After Air Force One landed in Arkansas, "Under the wing, McClellan goofed with Reuters' Steve Holland, who was talking on his cell phone. Scott leaned in close to the phone and said loudly: 'Who are you talking to!?' It marked the 627th time the phrase had been said -- all before 11 a.m."

See my "Snippy President" item in yesterday's column. For those of you who read it early, I updated it to reflect the fact that Bush's wrath was apparently triggered by correspondent Pete Yost having his mobile phone to his ear.

Late Night Humor

But my update was too late to prevent the incident from becoming fodder for the late-night comedians.

Via Reuters, this from NBC's "The Tonight Show with Jay Leno":

"Yesterday, President Bush got a little upset with a reporter for calling him 'sir' instead of Mr. President.

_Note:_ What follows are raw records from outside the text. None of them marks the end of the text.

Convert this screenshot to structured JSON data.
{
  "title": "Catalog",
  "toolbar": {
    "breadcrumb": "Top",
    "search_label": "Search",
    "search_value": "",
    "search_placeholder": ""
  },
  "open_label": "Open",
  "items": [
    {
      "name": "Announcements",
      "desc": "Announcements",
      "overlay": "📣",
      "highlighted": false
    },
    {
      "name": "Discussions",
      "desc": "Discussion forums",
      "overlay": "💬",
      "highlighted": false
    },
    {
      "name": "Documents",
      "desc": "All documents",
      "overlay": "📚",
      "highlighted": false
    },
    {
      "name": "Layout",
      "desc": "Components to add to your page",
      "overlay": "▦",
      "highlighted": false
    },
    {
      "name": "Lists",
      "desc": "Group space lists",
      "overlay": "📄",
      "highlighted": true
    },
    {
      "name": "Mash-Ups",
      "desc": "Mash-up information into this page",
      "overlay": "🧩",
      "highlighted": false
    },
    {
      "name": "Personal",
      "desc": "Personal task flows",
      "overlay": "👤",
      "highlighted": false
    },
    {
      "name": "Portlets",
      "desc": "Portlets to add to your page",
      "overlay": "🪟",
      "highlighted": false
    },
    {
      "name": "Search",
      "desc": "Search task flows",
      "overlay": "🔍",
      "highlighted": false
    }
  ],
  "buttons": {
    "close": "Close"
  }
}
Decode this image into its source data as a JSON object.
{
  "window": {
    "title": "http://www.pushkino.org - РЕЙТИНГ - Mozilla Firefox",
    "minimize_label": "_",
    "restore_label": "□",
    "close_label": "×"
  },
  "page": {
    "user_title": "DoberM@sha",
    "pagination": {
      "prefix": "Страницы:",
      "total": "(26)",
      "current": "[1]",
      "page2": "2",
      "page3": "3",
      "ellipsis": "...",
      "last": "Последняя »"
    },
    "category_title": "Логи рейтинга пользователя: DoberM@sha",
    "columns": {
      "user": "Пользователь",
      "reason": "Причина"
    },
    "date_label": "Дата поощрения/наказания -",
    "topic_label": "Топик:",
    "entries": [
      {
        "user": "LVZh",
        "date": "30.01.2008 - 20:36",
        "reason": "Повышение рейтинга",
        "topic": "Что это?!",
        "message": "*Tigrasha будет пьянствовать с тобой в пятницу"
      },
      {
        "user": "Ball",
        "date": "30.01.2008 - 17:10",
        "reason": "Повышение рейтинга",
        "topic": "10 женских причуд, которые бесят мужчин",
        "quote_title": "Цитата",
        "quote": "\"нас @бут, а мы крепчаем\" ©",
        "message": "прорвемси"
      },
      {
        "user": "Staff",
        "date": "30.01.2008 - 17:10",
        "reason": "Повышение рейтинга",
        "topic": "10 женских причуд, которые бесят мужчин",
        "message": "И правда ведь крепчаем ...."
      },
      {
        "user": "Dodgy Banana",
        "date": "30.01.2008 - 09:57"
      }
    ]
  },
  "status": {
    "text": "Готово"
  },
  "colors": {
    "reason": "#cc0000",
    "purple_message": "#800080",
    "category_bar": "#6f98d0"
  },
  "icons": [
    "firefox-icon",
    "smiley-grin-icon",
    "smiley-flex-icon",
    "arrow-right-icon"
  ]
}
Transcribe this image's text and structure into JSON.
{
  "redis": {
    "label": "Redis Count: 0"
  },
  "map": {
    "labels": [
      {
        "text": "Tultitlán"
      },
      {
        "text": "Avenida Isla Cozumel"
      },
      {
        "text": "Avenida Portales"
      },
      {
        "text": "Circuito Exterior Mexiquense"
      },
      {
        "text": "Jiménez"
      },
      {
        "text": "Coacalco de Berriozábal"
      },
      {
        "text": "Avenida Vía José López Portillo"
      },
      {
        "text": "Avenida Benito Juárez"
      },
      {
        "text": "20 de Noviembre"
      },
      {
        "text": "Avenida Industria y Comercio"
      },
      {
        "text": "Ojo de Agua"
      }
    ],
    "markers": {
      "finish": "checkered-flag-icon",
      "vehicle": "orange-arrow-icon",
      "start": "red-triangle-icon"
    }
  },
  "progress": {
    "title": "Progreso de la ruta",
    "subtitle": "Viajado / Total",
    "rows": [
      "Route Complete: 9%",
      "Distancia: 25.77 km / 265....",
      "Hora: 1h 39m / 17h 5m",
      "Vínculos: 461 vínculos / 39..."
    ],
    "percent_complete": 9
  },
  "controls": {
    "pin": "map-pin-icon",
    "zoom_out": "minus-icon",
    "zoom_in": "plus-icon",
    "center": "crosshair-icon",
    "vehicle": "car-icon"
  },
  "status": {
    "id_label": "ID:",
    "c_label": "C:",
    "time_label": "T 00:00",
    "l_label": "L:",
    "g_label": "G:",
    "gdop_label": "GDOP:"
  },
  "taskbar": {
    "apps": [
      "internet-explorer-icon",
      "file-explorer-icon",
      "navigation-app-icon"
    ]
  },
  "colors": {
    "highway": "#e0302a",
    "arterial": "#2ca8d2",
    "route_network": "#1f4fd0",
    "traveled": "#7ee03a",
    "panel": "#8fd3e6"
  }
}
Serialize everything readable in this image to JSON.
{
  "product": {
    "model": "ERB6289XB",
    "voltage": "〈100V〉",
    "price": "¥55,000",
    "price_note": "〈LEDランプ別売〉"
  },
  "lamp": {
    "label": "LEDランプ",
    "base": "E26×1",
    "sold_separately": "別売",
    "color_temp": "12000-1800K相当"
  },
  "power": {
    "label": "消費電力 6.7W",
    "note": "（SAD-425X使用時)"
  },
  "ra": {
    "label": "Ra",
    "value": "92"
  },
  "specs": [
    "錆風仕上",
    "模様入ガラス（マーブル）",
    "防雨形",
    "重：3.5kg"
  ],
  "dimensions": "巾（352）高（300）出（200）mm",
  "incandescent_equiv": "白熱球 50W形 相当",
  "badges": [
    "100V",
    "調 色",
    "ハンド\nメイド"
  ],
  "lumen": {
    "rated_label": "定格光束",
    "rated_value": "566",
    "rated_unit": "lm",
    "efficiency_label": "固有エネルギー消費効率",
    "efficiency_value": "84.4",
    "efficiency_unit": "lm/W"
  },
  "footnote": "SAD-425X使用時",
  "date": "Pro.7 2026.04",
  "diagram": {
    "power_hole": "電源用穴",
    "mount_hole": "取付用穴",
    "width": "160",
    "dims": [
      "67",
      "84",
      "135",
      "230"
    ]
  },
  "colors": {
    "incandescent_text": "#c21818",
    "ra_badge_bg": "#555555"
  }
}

Man, how upset is he going to be after the election when they start calling him 'George' again."

Also, while we're at it: "Yesterday, Vice President Cheney threw out the first pitch at the Cincinnati Reds opening game. President Bush, he threw out the first pitch at the Cardinals game. It's nice to see they've got time for that kind of stuff now that everything in Iraq is under control."

And from CBS's "The Late Show with David Letterman":

"President Bush says he is looking forward to the testimony from Condoleezza Rice before Congress. Well it makes perfect sense you know, he wants to know what was going on too."

© 2004